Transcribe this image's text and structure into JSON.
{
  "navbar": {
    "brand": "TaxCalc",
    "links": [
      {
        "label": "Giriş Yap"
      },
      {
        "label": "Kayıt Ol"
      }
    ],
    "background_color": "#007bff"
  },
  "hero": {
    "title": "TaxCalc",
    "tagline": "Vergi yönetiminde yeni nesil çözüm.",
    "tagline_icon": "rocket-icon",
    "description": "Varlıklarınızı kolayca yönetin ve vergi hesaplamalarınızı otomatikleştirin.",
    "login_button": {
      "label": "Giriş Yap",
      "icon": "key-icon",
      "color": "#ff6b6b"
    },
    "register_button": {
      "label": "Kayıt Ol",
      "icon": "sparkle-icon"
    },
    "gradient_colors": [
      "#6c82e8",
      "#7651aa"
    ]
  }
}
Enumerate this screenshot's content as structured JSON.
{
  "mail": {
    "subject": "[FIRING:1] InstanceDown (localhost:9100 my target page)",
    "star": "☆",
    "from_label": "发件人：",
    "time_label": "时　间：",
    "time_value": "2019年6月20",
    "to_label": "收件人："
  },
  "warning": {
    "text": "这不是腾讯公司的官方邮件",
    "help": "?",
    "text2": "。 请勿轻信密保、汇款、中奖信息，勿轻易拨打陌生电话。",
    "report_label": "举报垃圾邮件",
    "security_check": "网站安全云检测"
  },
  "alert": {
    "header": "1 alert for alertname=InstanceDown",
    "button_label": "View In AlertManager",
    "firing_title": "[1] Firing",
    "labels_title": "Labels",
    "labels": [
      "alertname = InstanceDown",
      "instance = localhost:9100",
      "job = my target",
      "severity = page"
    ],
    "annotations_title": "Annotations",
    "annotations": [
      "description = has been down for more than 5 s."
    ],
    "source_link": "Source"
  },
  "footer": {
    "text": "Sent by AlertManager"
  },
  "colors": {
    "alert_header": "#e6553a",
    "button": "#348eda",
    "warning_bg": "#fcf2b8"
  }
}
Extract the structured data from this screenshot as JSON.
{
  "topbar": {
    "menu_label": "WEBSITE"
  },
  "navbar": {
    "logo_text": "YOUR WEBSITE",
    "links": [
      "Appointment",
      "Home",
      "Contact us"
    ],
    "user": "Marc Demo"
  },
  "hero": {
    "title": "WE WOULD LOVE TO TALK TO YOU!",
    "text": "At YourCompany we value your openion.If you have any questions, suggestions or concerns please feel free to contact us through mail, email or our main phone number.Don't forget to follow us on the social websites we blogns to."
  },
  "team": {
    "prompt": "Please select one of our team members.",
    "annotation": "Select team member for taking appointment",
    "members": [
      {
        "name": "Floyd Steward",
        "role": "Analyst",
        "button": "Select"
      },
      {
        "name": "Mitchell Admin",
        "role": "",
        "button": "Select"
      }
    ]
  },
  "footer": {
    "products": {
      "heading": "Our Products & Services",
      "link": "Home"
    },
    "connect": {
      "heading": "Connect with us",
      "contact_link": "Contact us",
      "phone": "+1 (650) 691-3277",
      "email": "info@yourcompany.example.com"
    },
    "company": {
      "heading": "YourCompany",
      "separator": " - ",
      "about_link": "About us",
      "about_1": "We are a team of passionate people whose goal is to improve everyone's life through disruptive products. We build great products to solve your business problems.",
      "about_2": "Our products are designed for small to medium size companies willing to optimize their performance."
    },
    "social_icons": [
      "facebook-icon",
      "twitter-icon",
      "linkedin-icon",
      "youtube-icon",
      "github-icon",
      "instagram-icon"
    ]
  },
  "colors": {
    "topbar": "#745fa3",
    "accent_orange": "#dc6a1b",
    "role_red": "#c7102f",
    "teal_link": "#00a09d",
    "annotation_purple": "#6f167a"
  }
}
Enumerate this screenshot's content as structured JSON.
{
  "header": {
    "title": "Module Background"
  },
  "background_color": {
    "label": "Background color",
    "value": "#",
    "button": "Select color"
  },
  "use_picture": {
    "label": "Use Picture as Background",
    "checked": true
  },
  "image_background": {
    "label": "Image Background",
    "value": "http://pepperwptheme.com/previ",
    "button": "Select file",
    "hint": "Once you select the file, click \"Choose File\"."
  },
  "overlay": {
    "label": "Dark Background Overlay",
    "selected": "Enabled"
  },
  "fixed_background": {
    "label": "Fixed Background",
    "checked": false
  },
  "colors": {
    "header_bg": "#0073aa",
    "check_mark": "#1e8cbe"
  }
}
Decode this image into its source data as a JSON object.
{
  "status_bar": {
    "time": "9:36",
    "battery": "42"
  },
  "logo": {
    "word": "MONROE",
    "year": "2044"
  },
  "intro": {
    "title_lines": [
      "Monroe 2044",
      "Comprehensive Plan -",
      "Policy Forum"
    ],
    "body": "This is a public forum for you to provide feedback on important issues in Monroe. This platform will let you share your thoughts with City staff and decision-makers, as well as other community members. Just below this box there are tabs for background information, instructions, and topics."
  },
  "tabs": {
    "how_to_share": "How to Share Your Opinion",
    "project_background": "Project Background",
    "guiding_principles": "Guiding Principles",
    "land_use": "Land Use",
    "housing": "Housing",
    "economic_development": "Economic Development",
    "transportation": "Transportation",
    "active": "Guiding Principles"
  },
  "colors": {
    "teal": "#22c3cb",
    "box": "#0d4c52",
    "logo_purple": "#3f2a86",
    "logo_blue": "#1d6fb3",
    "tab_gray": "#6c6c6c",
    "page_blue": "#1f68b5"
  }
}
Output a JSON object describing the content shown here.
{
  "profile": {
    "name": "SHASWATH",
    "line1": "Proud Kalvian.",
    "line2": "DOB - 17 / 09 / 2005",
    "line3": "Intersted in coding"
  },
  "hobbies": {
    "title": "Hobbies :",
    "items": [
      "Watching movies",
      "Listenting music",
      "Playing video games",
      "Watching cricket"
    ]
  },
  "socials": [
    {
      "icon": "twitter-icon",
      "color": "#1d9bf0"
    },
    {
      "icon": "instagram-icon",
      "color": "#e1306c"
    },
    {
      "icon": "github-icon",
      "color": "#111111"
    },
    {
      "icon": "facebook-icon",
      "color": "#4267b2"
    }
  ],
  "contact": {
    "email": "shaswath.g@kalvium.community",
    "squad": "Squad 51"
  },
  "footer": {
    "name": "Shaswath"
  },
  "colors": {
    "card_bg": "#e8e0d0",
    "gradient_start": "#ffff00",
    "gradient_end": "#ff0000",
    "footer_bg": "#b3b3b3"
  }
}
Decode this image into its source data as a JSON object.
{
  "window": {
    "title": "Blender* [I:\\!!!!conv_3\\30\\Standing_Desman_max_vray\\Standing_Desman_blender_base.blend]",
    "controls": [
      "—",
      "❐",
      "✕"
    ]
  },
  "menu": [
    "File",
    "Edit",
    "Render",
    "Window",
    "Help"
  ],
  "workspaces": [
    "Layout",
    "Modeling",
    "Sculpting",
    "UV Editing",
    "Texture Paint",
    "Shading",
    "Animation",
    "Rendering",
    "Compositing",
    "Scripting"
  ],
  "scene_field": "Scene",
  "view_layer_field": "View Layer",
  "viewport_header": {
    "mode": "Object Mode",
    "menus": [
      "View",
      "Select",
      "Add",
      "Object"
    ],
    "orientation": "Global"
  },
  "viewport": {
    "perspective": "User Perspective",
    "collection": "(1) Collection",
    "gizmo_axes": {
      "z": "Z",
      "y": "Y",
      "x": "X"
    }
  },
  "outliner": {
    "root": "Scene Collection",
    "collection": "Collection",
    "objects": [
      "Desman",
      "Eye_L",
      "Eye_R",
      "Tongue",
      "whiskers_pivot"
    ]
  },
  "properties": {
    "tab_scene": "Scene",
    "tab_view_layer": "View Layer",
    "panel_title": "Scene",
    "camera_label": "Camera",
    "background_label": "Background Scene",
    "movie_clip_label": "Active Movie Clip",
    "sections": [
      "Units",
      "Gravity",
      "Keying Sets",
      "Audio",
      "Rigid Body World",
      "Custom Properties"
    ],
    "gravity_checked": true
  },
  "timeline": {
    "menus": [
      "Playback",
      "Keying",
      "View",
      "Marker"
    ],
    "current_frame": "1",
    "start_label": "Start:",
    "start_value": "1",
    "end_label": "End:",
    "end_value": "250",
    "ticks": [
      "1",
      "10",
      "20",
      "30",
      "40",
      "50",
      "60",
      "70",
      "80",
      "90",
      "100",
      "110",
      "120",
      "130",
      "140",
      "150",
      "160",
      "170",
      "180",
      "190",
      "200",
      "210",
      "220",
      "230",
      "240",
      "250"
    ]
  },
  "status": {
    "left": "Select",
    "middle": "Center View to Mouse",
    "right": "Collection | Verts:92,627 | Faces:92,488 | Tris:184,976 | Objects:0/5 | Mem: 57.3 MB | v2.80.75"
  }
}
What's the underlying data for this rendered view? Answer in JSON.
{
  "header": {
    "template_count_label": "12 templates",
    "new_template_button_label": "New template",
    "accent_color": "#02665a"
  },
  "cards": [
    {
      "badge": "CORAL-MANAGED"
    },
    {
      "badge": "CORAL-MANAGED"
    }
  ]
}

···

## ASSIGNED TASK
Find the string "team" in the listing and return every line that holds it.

## SOLUTION TO THIS PROBLEM
  "team": {
    "prompt": "Please select one of our team members.",
    "annotation": "Select team member for taking appointment",
      "about_1": "We are a team of passionate people whose goal is to improve everyone's life through disruptive products. We build great products to solve your business problems.",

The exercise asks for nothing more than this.